Schweitzer should know better than to label nullification “pretty toxic talk” likely to lead to war. He himself is a big player in a recent example of successful (at least for now) state nullification of federal law. Montana, along with 24 other states, passed legislation opposing the REAL ID Act, which mandates a de facto national identification card, effectively putting it “in limbo,” as Gouras puts it. Schweitzer boasted that his state had won the showdown with the Department of Homeland Security over REAL ID, thereby protecting Montanans’ privacy. What explains his reversal when it comes to, e.g., ObamaCare, which at least 12 states are considering nullifying? One obvious answer: REAL ID was a Bush administration scheme, while ObamaCare is the work of members of Schweitzer’s own party.
Gouras also reminds readers of the other standard anti-nullification argument: “legal scholars … say the notion runs afoul of the clause in the U.S. Constitution that declares federal law ‘the supreme law of the land.’” This conveniently ignores the modifying clause that says that laws “which shall be made in pursuance” of the Constitution “shall be the supreme law of the land.” In other words, only laws that fall within the parameters of the Constitution have supremacy. States may quite properly ignore all others.
As to those other notions that Gouras finds so crazy, all are perfectly consistent with the Tenth Amendment and the desire of Montana legislators to protect their citizens from the excesses of the federal government. Abortion, after all, was a matter left to the states prior to Roe v. Wade. Likewise, education was strictly a state matter until the mid-twentieth century; Republicans in Congress were still vowing to abolish the Department of Education in the 1990s. “A well-regulated militia” is “necessary to the security of a free state,” according to the Second Amendment; and state militias were viewed by the Founders as bulwarks against both foreign and federal invasion. Certainly they were considered preferable to a standing federal army. Even the idea of having federal law enforcement subordinate to local law enforcement is to ensure that the feds do not trample on citizens’ rights.

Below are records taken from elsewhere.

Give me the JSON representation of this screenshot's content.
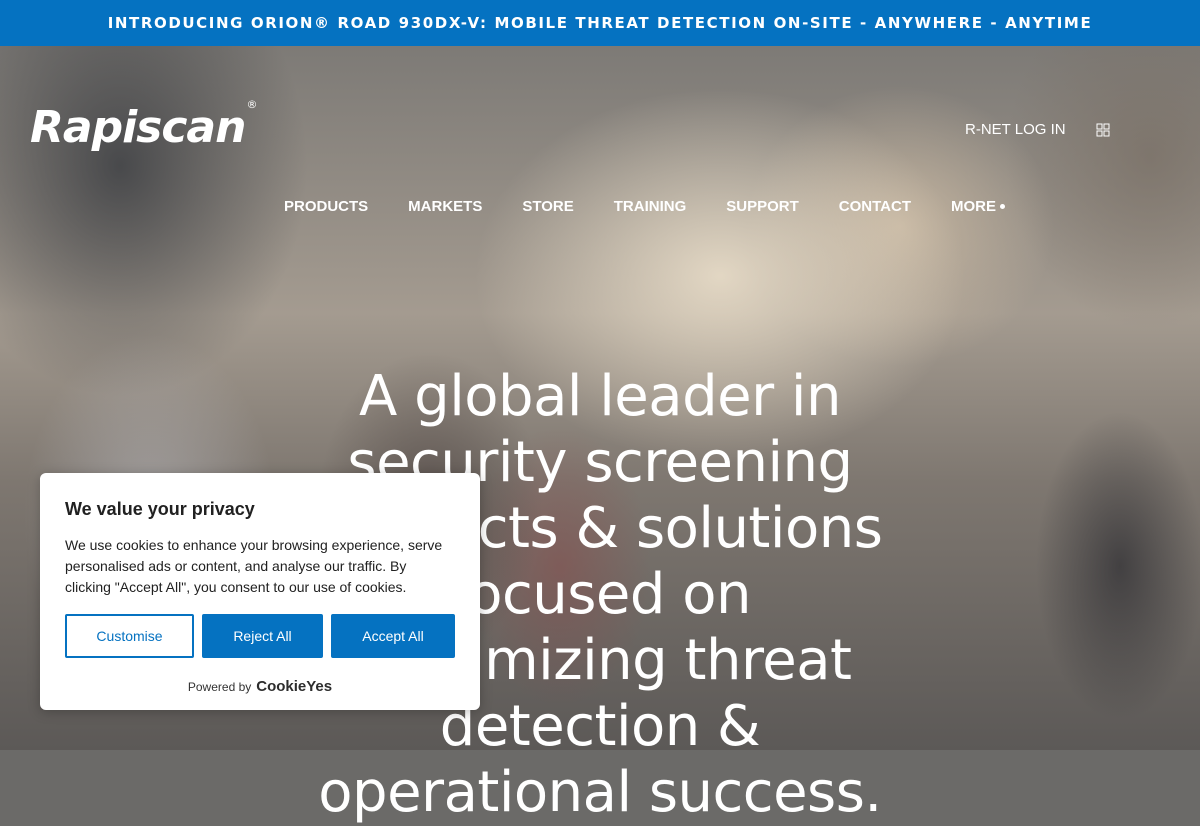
{
  "announcement": {
    "text": "INTRODUCING ORION® ROAD 930DX-V: MOBILE THREAT DETECTION ON-SITE - ANYWHERE - ANYTIME"
  },
  "header": {
    "logo_text": "Rapiscan",
    "logo_mark": "®",
    "rnet_label": "R-NET LOG IN",
    "apps_icon": "grid-icon"
  },
  "nav": {
    "items": [
      {
        "label": "PRODUCTS"
      },
      {
        "label": "MARKETS"
      },
      {
        "label": "STORE"
      },
      {
        "label": "TRAINING"
      },
      {
        "label": "SUPPORT"
      },
      {
        "label": "CONTACT"
      },
      {
        "label": "MORE"
      }
    ]
  },
  "hero": {
    "headline": "A global leader in security screening products & solutions focused on maximizing threat detection & operational success."
  },
  "cookie": {
    "title": "We value your privacy",
    "body": "We use cookies to enhance your browsing experience, serve personalised ads or content, and analyse our traffic. By clicking \"Accept All\", you consent to our use of cookies.",
    "customise_label": "Customise",
    "reject_label": "Reject All",
    "accept_label": "Accept All",
    "powered_by": "Powered by",
    "powered_brand": "CookieYes"
  },
  "colors": {
    "brand_blue": "#0572c1",
    "text_dark": "#212121"
  }
}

Fortunately, Montana Republicans — at least those of the Tea Party persuasion — largely seem to be ignoring the caterwauling of the media and the establishment politicians. It helps that Republicans have a majority in the Senate and a supermajority in the House of Representatives — and that half of those representatives are first-timers, many of whom are Tea Party sympathizers. Of course, they’ll still have to deal with Schweitzer, who is obviously itching for a fight: He just got a new cattle brand that reads “VETO.” Given their numbers, Republicans may be able to override some of Schweitzer’s vetoes. Regardless, their mission to restore decentralized, constitutional government is worth the battle. Jefferson and Madison would agree.
Photo: The Montana state capitol.